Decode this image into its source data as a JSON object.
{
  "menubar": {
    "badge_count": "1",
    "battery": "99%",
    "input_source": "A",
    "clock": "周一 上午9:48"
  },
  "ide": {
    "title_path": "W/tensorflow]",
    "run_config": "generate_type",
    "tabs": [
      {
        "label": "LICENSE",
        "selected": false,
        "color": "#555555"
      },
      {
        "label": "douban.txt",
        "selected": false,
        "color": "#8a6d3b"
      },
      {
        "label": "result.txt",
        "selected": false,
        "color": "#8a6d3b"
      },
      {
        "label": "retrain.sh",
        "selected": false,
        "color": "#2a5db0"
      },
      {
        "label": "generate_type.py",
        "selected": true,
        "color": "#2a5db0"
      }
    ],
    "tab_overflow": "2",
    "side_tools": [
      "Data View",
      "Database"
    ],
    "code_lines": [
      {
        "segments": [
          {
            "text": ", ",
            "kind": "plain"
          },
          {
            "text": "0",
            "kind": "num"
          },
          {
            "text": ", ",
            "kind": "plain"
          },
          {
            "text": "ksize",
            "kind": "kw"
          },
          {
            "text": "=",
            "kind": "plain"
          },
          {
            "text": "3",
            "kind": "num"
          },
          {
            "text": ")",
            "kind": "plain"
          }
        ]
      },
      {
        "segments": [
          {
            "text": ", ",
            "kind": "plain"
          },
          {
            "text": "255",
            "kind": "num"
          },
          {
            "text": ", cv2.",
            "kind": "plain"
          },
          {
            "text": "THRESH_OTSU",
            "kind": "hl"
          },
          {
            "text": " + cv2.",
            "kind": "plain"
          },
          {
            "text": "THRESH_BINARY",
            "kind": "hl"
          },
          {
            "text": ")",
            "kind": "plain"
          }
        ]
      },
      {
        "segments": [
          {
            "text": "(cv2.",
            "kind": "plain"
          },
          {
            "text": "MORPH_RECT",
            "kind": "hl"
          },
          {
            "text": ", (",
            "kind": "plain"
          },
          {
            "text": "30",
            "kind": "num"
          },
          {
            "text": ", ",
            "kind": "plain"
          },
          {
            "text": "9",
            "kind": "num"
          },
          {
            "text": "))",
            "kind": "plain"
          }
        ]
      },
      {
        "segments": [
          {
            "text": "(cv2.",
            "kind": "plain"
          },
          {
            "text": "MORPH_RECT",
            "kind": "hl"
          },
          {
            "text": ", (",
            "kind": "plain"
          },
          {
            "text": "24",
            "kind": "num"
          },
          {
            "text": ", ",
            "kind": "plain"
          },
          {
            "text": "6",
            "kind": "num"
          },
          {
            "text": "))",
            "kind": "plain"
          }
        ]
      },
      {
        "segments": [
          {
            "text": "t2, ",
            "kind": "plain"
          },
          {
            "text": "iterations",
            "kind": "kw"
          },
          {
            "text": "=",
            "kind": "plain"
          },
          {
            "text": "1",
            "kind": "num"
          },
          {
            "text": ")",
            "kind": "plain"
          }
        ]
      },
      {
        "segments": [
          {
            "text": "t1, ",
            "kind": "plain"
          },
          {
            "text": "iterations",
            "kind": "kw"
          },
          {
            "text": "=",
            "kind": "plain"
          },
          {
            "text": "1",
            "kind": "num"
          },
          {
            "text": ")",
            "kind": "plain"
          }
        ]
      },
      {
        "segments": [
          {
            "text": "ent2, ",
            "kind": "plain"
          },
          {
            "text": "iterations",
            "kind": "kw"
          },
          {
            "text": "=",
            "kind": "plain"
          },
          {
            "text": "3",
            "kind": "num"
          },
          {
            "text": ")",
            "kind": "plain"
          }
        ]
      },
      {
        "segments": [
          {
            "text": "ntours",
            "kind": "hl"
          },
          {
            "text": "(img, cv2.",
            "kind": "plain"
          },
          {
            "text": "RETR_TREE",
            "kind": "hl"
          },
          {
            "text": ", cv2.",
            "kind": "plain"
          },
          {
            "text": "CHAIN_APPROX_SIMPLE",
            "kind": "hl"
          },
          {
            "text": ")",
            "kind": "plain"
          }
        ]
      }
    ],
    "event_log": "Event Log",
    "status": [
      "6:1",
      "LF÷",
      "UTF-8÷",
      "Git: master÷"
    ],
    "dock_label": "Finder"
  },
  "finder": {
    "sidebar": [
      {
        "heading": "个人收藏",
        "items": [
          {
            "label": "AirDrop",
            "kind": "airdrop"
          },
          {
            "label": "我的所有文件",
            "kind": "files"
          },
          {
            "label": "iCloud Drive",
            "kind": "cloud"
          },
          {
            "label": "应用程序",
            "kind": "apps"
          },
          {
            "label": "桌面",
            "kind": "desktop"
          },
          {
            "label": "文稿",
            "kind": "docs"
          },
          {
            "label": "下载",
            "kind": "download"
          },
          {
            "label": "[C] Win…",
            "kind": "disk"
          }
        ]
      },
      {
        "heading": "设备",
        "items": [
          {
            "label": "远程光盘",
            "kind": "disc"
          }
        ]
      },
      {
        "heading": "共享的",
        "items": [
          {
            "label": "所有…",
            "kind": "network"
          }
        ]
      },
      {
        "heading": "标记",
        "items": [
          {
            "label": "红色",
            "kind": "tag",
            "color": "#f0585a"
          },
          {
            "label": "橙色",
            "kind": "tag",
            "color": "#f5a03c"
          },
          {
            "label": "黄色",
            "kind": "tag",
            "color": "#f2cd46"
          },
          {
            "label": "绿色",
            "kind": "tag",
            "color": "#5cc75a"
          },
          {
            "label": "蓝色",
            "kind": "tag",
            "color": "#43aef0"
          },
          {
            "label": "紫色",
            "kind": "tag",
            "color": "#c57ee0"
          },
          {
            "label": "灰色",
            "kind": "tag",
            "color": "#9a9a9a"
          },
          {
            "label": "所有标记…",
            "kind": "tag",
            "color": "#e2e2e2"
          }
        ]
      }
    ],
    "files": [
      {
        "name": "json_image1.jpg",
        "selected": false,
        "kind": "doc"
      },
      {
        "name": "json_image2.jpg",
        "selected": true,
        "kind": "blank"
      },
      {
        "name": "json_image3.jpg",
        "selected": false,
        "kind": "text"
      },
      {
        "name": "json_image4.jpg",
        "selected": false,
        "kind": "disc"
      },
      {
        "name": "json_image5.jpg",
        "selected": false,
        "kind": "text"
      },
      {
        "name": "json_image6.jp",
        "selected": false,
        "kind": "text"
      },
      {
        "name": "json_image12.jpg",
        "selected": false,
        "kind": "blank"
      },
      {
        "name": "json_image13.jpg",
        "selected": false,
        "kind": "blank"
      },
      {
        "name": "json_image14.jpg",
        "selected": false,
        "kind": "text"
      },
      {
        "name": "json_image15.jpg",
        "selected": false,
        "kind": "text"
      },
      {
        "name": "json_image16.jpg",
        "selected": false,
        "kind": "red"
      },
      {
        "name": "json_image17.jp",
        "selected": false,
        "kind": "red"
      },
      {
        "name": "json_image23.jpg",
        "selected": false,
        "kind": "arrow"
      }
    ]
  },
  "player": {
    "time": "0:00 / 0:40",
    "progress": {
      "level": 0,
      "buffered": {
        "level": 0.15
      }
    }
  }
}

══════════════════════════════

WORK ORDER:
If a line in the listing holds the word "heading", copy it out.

YOUR SOLUTION:
        "heading": "个人收藏",
        "heading": "设备",
        "heading": "共享的",
        "heading": "标记",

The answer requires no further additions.